_Brief_
Copy out the entries that come next, exactly.

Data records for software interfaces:
BEGIN

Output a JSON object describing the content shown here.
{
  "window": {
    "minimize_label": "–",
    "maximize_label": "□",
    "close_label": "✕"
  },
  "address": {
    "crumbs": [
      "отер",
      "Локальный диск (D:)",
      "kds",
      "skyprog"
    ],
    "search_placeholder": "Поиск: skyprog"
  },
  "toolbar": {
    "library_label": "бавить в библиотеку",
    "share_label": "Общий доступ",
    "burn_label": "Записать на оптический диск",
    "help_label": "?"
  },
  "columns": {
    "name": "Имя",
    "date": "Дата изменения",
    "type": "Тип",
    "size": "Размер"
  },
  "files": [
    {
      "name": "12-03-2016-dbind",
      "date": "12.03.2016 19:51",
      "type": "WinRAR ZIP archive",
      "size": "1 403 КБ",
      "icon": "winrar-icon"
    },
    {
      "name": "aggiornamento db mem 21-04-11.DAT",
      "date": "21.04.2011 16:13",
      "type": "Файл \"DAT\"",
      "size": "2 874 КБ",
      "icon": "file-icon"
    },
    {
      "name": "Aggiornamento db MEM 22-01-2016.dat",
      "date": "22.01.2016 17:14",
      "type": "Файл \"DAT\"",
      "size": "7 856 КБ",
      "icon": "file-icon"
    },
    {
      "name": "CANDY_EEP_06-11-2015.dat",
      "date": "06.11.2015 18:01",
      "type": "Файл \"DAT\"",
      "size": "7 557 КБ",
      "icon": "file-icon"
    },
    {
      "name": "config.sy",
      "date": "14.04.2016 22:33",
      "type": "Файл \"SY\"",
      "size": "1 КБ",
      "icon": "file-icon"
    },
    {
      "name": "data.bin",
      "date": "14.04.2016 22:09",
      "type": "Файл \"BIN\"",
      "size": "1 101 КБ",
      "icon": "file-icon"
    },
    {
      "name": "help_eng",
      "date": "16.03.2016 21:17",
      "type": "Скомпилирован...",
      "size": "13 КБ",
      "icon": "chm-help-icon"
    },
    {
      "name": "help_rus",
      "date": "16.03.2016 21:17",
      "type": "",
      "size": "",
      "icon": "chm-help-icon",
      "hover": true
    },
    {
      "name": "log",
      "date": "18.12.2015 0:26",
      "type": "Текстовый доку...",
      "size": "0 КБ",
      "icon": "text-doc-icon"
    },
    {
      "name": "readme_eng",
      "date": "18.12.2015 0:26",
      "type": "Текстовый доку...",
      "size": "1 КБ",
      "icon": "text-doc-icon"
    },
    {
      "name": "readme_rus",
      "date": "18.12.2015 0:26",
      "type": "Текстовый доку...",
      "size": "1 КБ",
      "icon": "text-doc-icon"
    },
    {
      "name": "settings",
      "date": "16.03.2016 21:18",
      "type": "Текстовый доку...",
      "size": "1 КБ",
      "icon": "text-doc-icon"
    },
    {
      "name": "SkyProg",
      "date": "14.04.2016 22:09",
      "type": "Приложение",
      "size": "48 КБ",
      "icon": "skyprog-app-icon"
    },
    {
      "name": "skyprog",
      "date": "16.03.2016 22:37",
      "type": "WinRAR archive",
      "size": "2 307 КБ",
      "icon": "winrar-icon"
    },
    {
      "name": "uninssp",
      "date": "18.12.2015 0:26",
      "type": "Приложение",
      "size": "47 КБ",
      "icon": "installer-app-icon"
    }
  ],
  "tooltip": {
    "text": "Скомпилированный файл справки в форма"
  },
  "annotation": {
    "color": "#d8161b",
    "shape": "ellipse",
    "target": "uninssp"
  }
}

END

_Result below_
Output a JSON object describing the content shown here.
{
  "window": {
    "minimize_label": "–",
    "maximize_label": "□",
    "close_label": "✕"
  },
  "address": {
    "crumbs": [
      "отер",
      "Локальный диск (D:)",
      "kds",
      "skyprog"
    ],
    "search_placeholder": "Поиск: skyprog"
  },
  "toolbar": {
    "library_label": "бавить в библиотеку",
    "share_label": "Общий доступ",
    "burn_label": "Записать на оптический диск",
    "help_label": "?"
  },
  "columns": {
    "name": "Имя",
    "date": "Дата изменения",
    "type": "Тип",
    "size": "Размер"
  },
  "files": [
    {
      "name": "12-03-2016-dbind",
      "date": "12.03.2016 19:51",
      "type": "WinRAR ZIP archive",
      "size": "1 403 КБ",
      "icon": "winrar-icon"
    },
    {
      "name": "aggiornamento db mem 21-04-11.DAT",
      "date": "21.04.2011 16:13",
      "type": "Файл \"DAT\"",
      "size": "2 874 КБ",
      "icon": "file-icon"
    },
    {
      "name": "Aggiornamento db MEM 22-01-2016.dat",
      "date": "22.01.2016 17:14",
      "type": "Файл \"DAT\"",
      "size": "7 856 КБ",
      "icon": "file-icon"
    },
    {
      "name": "CANDY_EEP_06-11-2015.dat",
      "date": "06.11.2015 18:01",
      "type": "Файл \"DAT\"",
      "size": "7 557 КБ",
      "icon": "file-icon"
    },
    {
      "name": "config.sy",
      "date": "14.04.2016 22:33",
      "type": "Файл \"SY\"",
      "size": "1 КБ",
      "icon": "file-icon"
    },
    {
      "name": "data.bin",
      "date": "14.04.2016 22:09",
      "type": "Файл \"BIN\"",
      "size": "1 101 КБ",
      "icon": "file-icon"
    },
    {
      "name": "help_eng",
      "date": "16.03.2016 21:17",
      "type": "Скомпилирован...",
      "size": "13 КБ",
      "icon": "chm-help-icon"
    },
    {
      "name": "help_rus",
      "date": "16.03.2016 21:17",
      "type": "",
      "size": "",
      "icon": "chm-help-icon",
      "hover": true
    },
    {
      "name": "log",
      "date": "18.12.2015 0:26",
      "type": "Текстовый доку...",
      "size": "0 КБ",
      "icon": "text-doc-icon"
    },
    {
      "name": "readme_eng",
      "date": "18.12.2015 0:26",
      "type": "Текстовый доку...",
      "size": "1 КБ",
      "icon": "text-doc-icon"
    },
    {
      "name": "readme_rus",
      "date": "18.12.2015 0:26",
      "type": "Текстовый доку...",
      "size": "1 КБ",
      "icon": "text-doc-icon"
    },
    {
      "name": "settings",
      "date": "16.03.2016 21:18",
      "type": "Текстовый доку...",
      "size": "1 КБ",
      "icon": "text-doc-icon"
    },
    {
      "name": "SkyProg",
      "date": "14.04.2016 22:09",
      "type": "Приложение",
      "size": "48 КБ",
      "icon": "skyprog-app-icon"
    },
    {
      "name": "skyprog",
      "date": "16.03.2016 22:37",
      "type": "WinRAR archive",
      "size": "2 307 КБ",
      "icon": "winrar-icon"
    },
    {
      "name": "uninssp",
      "date": "18.12.2015 0:26",
      "type": "Приложение",
      "size": "47 КБ",
      "icon": "installer-app-icon"
    }
  ],
  "tooltip": {
    "text": "Скомпилированный файл справки в форма"
  },
  "annotation": {
    "color": "#d8161b",
    "shape": "ellipse",
    "target": "uninssp"
  }
}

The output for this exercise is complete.